By: Nicholas Schmitt ‘24
This Summer I interned with the Cayuga County District Attorney’s Office in Auburn, New York. I had a terrific experience and could not have hoped for a better introduction to the area of public interest law. My internship was only made possible by the Honorable Dennis C. Vacco ’78 Summer Fellowship and I am extremely grateful to be selected and allowed to gain such valuable experience as I did from my position.
I decided early on in my 1L year at the University at Buffalo School of Law that I wanted my first legal internship experience to be spent in the field of public interest law. There is something undeniably noble and fulfilling about rendering pro bono services with no more intention than to help others in your community, whoever they may be, and wherever that community can be found. I was not immediately sure which aspect of public interest law I would want to pursue, but I did know that I wanted it to be in some area of criminal law, be it for a public defender’s office or a district attorney’s office.

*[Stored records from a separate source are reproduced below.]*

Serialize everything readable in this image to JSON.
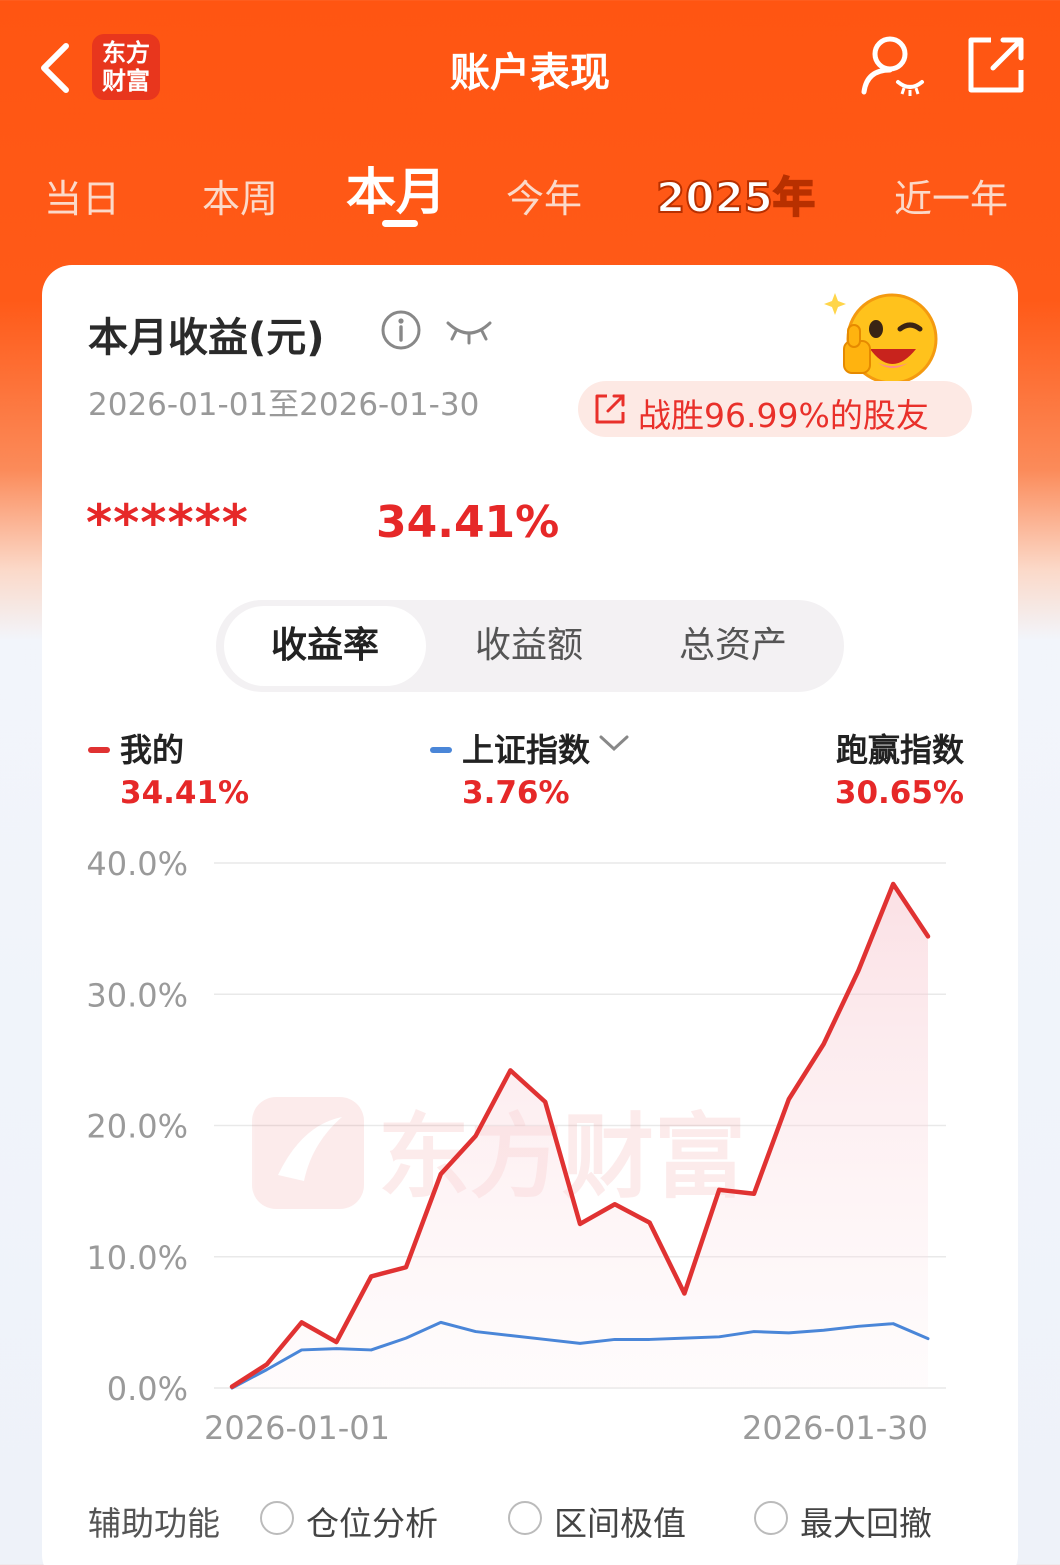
{
  "header": {
    "title": "账户表现",
    "logo_text_line1": "东方",
    "logo_text_line2": "财富"
  },
  "tabs": [
    {
      "label": "当日"
    },
    {
      "label": "本周"
    },
    {
      "label": "本月",
      "active": true
    },
    {
      "label": "今年"
    },
    {
      "label": "2025年"
    },
    {
      "label": "近一年"
    }
  ],
  "card": {
    "title": "本月收益(元)",
    "date_range": "2026-01-01至2026-01-30",
    "beat_text": "战胜96.99%的股友",
    "masked_amount": "******",
    "return_pct": "34.41%"
  },
  "segments": [
    {
      "label": "收益率",
      "active": true
    },
    {
      "label": "收益额"
    },
    {
      "label": "总资产"
    }
  ],
  "legend": {
    "mine": {
      "label": "我的",
      "value": "34.41%",
      "color": "#e03232"
    },
    "index": {
      "label": "上证指数",
      "value": "3.76%",
      "color": "#4a86d8"
    },
    "beat": {
      "label": "跑赢指数",
      "value": "30.65%"
    }
  },
  "chart_data": {
    "type": "line",
    "watermark": "东方财富",
    "y_ticks": [
      "40.0%",
      "30.0%",
      "20.0%",
      "10.0%",
      "0.0%"
    ],
    "ylim": [
      0,
      40
    ],
    "x_labels": [
      "2026-01-01",
      "2026-01-30"
    ],
    "grid": true,
    "series": [
      {
        "name": "我的",
        "color": "#e03232",
        "values": [
          0.1,
          1.8,
          5.0,
          3.5,
          8.5,
          9.2,
          16.3,
          19.2,
          24.2,
          21.8,
          12.5,
          14.0,
          12.6,
          7.2,
          15.1,
          14.8,
          22.0,
          26.2,
          31.8,
          38.4,
          34.41
        ]
      },
      {
        "name": "上证指数",
        "color": "#4a86d8",
        "values": [
          0.0,
          1.4,
          2.9,
          3.0,
          2.9,
          3.8,
          5.0,
          4.3,
          4.0,
          3.7,
          3.4,
          3.7,
          3.7,
          3.8,
          3.9,
          4.3,
          4.2,
          4.4,
          4.7,
          4.9,
          3.76
        ]
      }
    ]
  },
  "aux": {
    "label": "辅助功能",
    "options": [
      {
        "label": "仓位分析"
      },
      {
        "label": "区间极值"
      },
      {
        "label": "最大回撤"
      }
    ]
  }
}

It was not long before I had firmly settled on interning for a district attorney’s office. The aspect of prosecutorial work greatly intrigued me, and working for a district attorney’s office would allow me to serve the county I grew up in. Cayuga County has an Assigned Counsel Program for public defense, so there is no free-standing public defender’s office where I could volunteer. I wanted to serve my home community, so working for the district attorney was the best way to get that experience and accomplish that goal. I was lucky enough to be offered a chance to intern there, and I could not be more grateful.
The office experience was exactly what I was looking for, and the workload to begin was light enough for me to gradually get acclimated to what was specifically expected of me. In addition to drafting briefs and writing motions, the experience I found most helpful was working with dedicated prosecutors who are striving to keep their community safe.

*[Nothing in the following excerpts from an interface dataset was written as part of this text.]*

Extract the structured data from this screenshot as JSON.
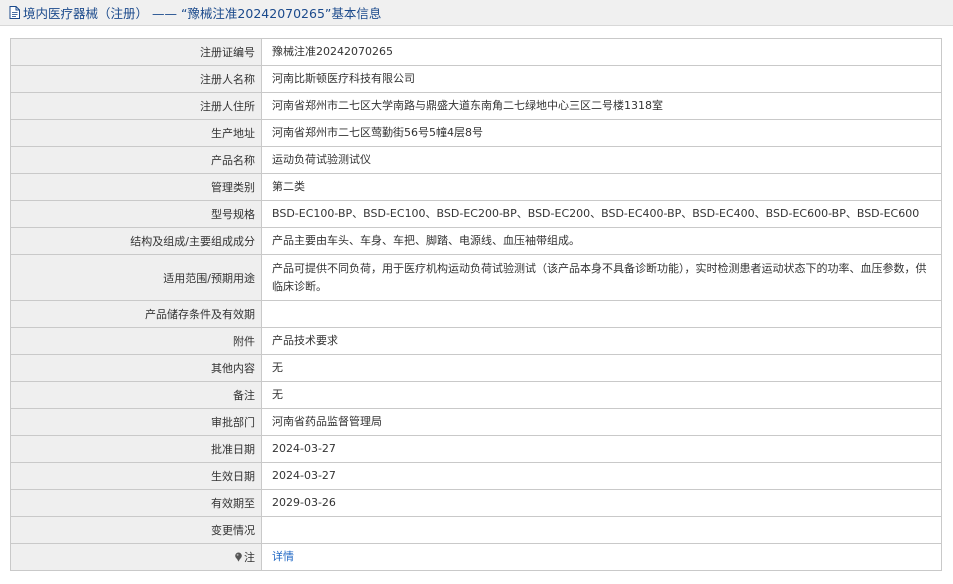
{
  "header": {
    "title": "境内医疗器械（注册） —— “豫械注准20242070265”基本信息"
  },
  "rows": [
    {
      "label": "注册证编号",
      "value": "豫械注准20242070265"
    },
    {
      "label": "注册人名称",
      "value": "河南比斯顿医疗科技有限公司"
    },
    {
      "label": "注册人住所",
      "value": "河南省郑州市二七区大学南路与鼎盛大道东南角二七绿地中心三区二号楼1318室"
    },
    {
      "label": "生产地址",
      "value": "河南省郑州市二七区莺勤街56号5幢4层8号"
    },
    {
      "label": "产品名称",
      "value": "运动负荷试验测试仪"
    },
    {
      "label": "管理类别",
      "value": "第二类"
    },
    {
      "label": "型号规格",
      "value": "BSD-EC100-BP、BSD-EC100、BSD-EC200-BP、BSD-EC200、BSD-EC400-BP、BSD-EC400、BSD-EC600-BP、BSD-EC600"
    },
    {
      "label": "结构及组成/主要组成成分",
      "value": "产品主要由车头、车身、车把、脚踏、电源线、血压袖带组成。"
    },
    {
      "label": "适用范围/预期用途",
      "value": "产品可提供不同负荷，用于医疗机构运动负荷试验测试（该产品本身不具备诊断功能），实时检测患者运动状态下的功率、血压参数，供临床诊断。"
    },
    {
      "label": "产品储存条件及有效期",
      "value": ""
    },
    {
      "label": "附件",
      "value": "产品技术要求"
    },
    {
      "label": "其他内容",
      "value": "无"
    },
    {
      "label": "备注",
      "value": "无"
    },
    {
      "label": "审批部门",
      "value": "河南省药品监督管理局"
    },
    {
      "label": "批准日期",
      "value": "2024-03-27"
    },
    {
      "label": "生效日期",
      "value": "2024-03-27"
    },
    {
      "label": "有效期至",
      "value": "2029-03-26"
    },
    {
      "label": "变更情况",
      "value": ""
    }
  ],
  "note": {
    "label": "注",
    "link_text": "详情"
  },
  "colors": {
    "header_text": "#1b4a8c",
    "link": "#1f67c4",
    "label_bg": "#efefef",
    "border": "#c9c9c9"
  }
}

Attending criminal court proceedings was especially enlightening. A significant component of the in-court experience was sitting in on all aspects of the trial process. I distinctly recall one trial in which a just conviction firmly rested on the ability to prove the defendant had a knife on him while he was committing a robbery. The surveillance footage was unfortunately inconclusive to this end, and it was up to the District Attorney to render a masterful legal argument to the jury. By emphasizing the remaining facts at hand and submitting logical and necessary objections on numerous occasions against opposing counsel, the jury was moved to produce a proper verdict.
In conclusion, my summer at the DA’s office is one which I will recall fondly and appreciate, whether or not I decide to work in criminal law after I graduate. I would recommend public interest work, and specifically work at a district attorney’s office, to any law student. I would even recommend such work to students disinterested in criminal law because it is truly fulfilling and instructive. I believe that no matter what preconceptions they may hold when approaching criminal prosecution, they are bound to recognize the immense value of the experience. I am deeply grateful to Dennis Vacco and to the donors of the Summer Public Interest Funding & Fellowship Program for providing me the opportunity.
Name: Nicholas Schmitt ‘24
Name of Fellowship: Honorable Dennis C. Vacco ’78 Summer Fellowship
Placement: Cayuga County District Attorney’s Office
Location: Auburn, NY
One important lesson I have learned from this fellowship: “Always be proactive when starting a new job or position in the legal field. Do not passively wait around for work to come your way. Take the initiative and seek out work from any source you can. Not only does it reflect greatly upon your character, but it ensures you get the most you possibly can out of the position.”